One of the things that keeps me sane in the really hectic, crazy world I have carved out for myself is frequent treks to the beach. Once there a daily run is absolute happiness for me. Ending a tough 2008 (there seems to be no better way to describe the year than just plain "tough") and launching into a hopeful 2009 I was able to get out for seven runs in six days. Believe me, I am grateful for the ability to do this all thanks to a wonderful career trading. If you don't know my past, you may be thinking that I am being pretentious by talking about my time on the beach. But it wasn't always this way for me.
I went from a runner in the soybean pit during Chicago summers to the energy pits of New York. Early on, I recall thinking how cool it would be to be a trader. Those dreams were squashed when I realized that it would be a near impossibility given the fact that it required a $50,000 balance to trade. With no money in the bank (or family), and my $150 salary a week, it would be like climbing Mount Everest to ever get that trading badge.

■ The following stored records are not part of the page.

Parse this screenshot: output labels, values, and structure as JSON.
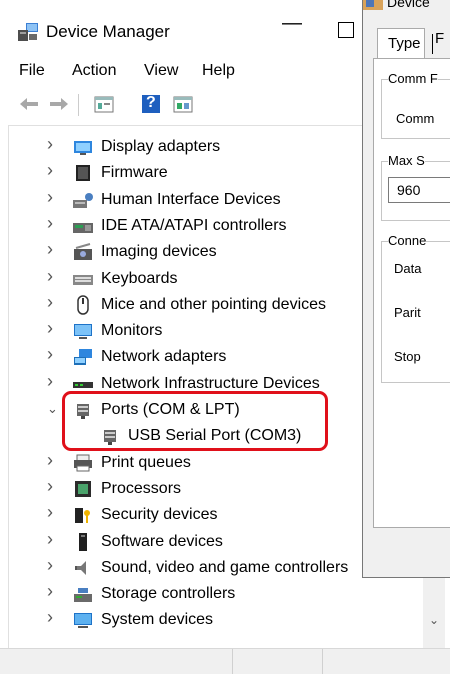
{
  "window": {
    "title": "Device Manager",
    "minimize_glyph": "—",
    "menu": [
      "File",
      "Action",
      "View",
      "Help"
    ]
  },
  "toolbar": {
    "icons": [
      "back-arrow-icon",
      "forward-arrow-icon",
      "properties-icon",
      "help-icon",
      "view-icon"
    ],
    "help_glyph": "?"
  },
  "tree": {
    "items": [
      {
        "label": "Display adapters",
        "icon": "display-adapter-icon",
        "expanded": false
      },
      {
        "label": "Firmware",
        "icon": "firmware-icon",
        "expanded": false
      },
      {
        "label": "Human Interface Devices",
        "icon": "hid-icon",
        "expanded": false
      },
      {
        "label": "IDE ATA/ATAPI controllers",
        "icon": "ide-controller-icon",
        "expanded": false
      },
      {
        "label": "Imaging devices",
        "icon": "camera-icon",
        "expanded": false
      },
      {
        "label": "Keyboards",
        "icon": "keyboard-icon",
        "expanded": false
      },
      {
        "label": "Mice and other pointing devices",
        "icon": "mouse-icon",
        "expanded": false
      },
      {
        "label": "Monitors",
        "icon": "monitor-icon",
        "expanded": false
      },
      {
        "label": "Network adapters",
        "icon": "network-adapter-icon",
        "expanded": false
      },
      {
        "label": "Network Infrastructure Devices",
        "icon": "network-infrastructure-icon",
        "expanded": false
      },
      {
        "label": "Ports (COM & LPT)",
        "icon": "port-icon",
        "expanded": true
      },
      {
        "label": "USB Serial Port (COM3)",
        "icon": "port-icon",
        "child": true
      },
      {
        "label": "Print queues",
        "icon": "printer-icon",
        "expanded": false
      },
      {
        "label": "Processors",
        "icon": "processor-icon",
        "expanded": false
      },
      {
        "label": "Security devices",
        "icon": "security-icon",
        "expanded": false
      },
      {
        "label": "Software devices",
        "icon": "software-device-icon",
        "expanded": false
      },
      {
        "label": "Sound, video and game controllers",
        "icon": "speaker-icon",
        "expanded": false
      },
      {
        "label": "Storage controllers",
        "icon": "storage-icon",
        "expanded": false
      },
      {
        "label": "System devices",
        "icon": "system-device-icon",
        "expanded": false
      }
    ],
    "collapsed_chevron": "›",
    "expanded_chevron": "⌄"
  },
  "dialog": {
    "title": "Device",
    "tabs": [
      "Type",
      "F"
    ],
    "texts": {
      "group1": "Comm F",
      "line1": "Comm",
      "group2": "Max S",
      "baud": "960",
      "group3": "Conne",
      "data": "Data",
      "parity": "Parit",
      "stop": "Stop"
    }
  },
  "scrollbar": {
    "down_glyph": "⌄"
  },
  "colors": {
    "highlight": "#e0101a"
  }
}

Back to the run. On one outing, my 10-year old son decided to run with me. On the way, we passed a cemetery and this started an interesting conversation between us. "Dad, why do people die?" he asked, along with many other inquisitive questions. He then asked me why God doesn't just drop money down from heaven so that everyone could buy anything they wanted? "And what about starving children?" It was getting heavy, but I did my best to explain.